I’d like to think that we all try to be good people. We may disagree often. We may have wildly conflicting ideas about what the right thing may be in any given situation.
We may all have different political views, religious instruction or a slightly different alignment in our moral compass… But for the most part it’s probably safe to say that we all want to be decent people and to do the right thing whenever and wherever we can.
The trouble is that our psychological makeup isn’t always on our side. It can make us selfish, inconsiderate, arrogant, and even cruel and callous. One example that comes to mind is victim blaming.
Even people who are, on the face of it, good and moral people can lapse into this destructive behavior. Here we’re going to look at the psychology of and consequences of victim blaming before discussing how we can all take steps to guard against it…
The psychology of victim blaming
In the past few months, particularly in the wake of the #MeToo movement we have seen a lamentable increase in victim blaming psychology on display from some pop culture commentators and all across social media.
We crave narratives of fairness and equality. We also crave predictability. Thus, when something happens to disrupt this narrative we create for ourselves, our subconscious rails against it. Thus, we find justifications for blaming the catalyst (i.e. the victim) rather than the perpetrator because they are the face of the problem… as it were.
The consequences of victim blaming
While victim blaming may have a basis in human psychology this doesn’t make it acceptable. Victim blaming can have dangerous and even fatal consequences. It can cause people locked in bad or abusive relationships to convince themselves that they deserve their fate and lock themselves into a systematic cycle of abuse.
It can cause people injured in road traffic incidents from pursuing legal help and bringing others to justice for their negligence. It can cause the victims of sexual assault to suffer in silence, tormented by the memories that will forever taint their relationships.
It can prevent marginalized communities from finding their voice and perpetuate a culture in which the perpetrator always gets away with it, the victim suffers in silence and the rest of us get to continue living in blissful ignorance, assuming that everything is fine because everyone is too afraid to but their head above the parapet.
Victim blaming can seriously damage the fabric of our society if we don’t all do our part to challenge it.
It’s our duty to challenge victim blaming mentalities and cultures but we may not know how to do this effectively. After all, this is a phenomenon that’s so pervasive that people do it without even thinking about it.
Perhaps the most effective thing we can do is to start by believing. Give the victim the benefit of the doubt and tell them these 4 small but vital words… “It’s not your fault.”.
We can also take steps to hold perpetrators accountable and challenge their enablers.

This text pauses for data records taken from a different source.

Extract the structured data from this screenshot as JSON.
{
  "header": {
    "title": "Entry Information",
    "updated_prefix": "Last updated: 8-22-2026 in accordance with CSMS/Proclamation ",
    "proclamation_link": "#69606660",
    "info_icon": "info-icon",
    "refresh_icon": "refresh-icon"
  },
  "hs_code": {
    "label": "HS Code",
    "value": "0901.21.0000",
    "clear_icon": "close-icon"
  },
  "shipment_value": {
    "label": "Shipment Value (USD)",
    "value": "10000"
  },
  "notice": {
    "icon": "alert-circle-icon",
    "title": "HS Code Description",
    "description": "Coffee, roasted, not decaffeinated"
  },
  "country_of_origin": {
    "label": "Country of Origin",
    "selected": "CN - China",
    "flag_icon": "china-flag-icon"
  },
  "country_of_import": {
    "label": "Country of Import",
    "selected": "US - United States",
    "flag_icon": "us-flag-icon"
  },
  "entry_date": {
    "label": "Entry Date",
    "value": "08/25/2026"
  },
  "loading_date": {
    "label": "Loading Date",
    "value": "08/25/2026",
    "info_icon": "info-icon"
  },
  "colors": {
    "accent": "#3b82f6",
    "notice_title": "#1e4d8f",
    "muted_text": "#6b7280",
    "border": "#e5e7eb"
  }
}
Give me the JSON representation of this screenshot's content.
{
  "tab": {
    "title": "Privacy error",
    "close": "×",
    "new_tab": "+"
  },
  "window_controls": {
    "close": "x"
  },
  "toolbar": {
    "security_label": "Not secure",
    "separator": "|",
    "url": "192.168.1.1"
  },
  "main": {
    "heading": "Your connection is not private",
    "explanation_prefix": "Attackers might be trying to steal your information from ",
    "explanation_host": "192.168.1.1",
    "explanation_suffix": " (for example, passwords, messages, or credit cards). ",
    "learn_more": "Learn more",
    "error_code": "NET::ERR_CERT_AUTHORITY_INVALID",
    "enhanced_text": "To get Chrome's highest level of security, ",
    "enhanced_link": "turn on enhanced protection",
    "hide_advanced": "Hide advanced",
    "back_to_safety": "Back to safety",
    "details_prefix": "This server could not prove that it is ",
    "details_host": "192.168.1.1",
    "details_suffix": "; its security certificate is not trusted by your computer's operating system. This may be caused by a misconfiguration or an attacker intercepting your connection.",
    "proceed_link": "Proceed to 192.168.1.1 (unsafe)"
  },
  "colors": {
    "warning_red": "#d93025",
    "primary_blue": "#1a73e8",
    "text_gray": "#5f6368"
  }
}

Even the language we use on social media can make a huge difference.
Often we can place the victim at the centre of the language we use and not even include the perpetrator… But there’s a world of difference between “Jenny was assaulted” and “James assaulted Jenny”.
Only if we all band together can we effect real and lasting change.